# EXERCISE REQUIREMENTS
Every line in the records below with the string "next" needs to be copied out.

(Element data from apps and pages)
◇ ◇ ◇ ◇ ◇
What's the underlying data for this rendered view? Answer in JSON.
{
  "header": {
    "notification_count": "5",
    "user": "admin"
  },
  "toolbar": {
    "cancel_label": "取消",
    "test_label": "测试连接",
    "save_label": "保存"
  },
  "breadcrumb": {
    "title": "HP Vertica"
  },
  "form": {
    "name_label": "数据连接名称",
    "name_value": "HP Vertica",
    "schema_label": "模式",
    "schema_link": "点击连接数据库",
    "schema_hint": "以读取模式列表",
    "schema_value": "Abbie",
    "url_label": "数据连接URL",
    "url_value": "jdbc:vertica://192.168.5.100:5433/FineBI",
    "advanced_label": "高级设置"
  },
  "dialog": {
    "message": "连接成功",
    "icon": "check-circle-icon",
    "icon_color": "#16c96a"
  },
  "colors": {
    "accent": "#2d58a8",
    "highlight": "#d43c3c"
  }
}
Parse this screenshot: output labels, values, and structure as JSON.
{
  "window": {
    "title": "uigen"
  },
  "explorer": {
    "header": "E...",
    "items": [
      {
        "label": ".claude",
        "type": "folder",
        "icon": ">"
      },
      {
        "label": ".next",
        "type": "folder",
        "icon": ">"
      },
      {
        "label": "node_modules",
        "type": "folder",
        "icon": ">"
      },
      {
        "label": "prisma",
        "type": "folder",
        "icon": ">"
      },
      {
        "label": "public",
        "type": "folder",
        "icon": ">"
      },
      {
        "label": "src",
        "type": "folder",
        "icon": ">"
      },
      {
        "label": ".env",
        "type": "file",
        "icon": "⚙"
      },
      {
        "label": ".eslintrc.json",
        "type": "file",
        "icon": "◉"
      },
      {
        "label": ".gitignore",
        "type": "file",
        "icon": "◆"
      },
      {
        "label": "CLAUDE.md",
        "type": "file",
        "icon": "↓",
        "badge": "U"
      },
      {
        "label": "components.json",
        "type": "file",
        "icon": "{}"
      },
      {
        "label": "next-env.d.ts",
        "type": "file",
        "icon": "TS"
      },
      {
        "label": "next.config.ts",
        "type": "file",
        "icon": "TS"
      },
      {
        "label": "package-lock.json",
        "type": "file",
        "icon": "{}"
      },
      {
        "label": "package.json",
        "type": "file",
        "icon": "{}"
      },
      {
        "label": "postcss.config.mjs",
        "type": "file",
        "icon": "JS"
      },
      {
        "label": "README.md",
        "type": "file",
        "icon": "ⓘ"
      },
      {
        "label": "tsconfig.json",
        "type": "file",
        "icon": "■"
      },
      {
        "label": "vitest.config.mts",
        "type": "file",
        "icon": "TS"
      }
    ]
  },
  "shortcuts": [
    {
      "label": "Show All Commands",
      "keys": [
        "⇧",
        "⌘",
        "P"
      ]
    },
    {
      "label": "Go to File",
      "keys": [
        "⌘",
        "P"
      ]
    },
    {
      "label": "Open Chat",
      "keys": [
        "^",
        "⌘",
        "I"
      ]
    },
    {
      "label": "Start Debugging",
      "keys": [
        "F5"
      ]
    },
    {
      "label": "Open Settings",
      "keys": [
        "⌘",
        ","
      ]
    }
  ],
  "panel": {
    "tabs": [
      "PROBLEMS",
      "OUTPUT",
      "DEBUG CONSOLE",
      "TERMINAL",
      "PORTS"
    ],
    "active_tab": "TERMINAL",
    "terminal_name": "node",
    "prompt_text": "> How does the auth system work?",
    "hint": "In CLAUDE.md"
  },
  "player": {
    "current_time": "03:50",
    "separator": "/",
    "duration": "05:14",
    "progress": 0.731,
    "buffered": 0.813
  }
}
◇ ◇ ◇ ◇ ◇
# OUTPUT BELOW
        "label": ".next",
        "label": "next-env.d.ts",
        "label": "next.config.ts",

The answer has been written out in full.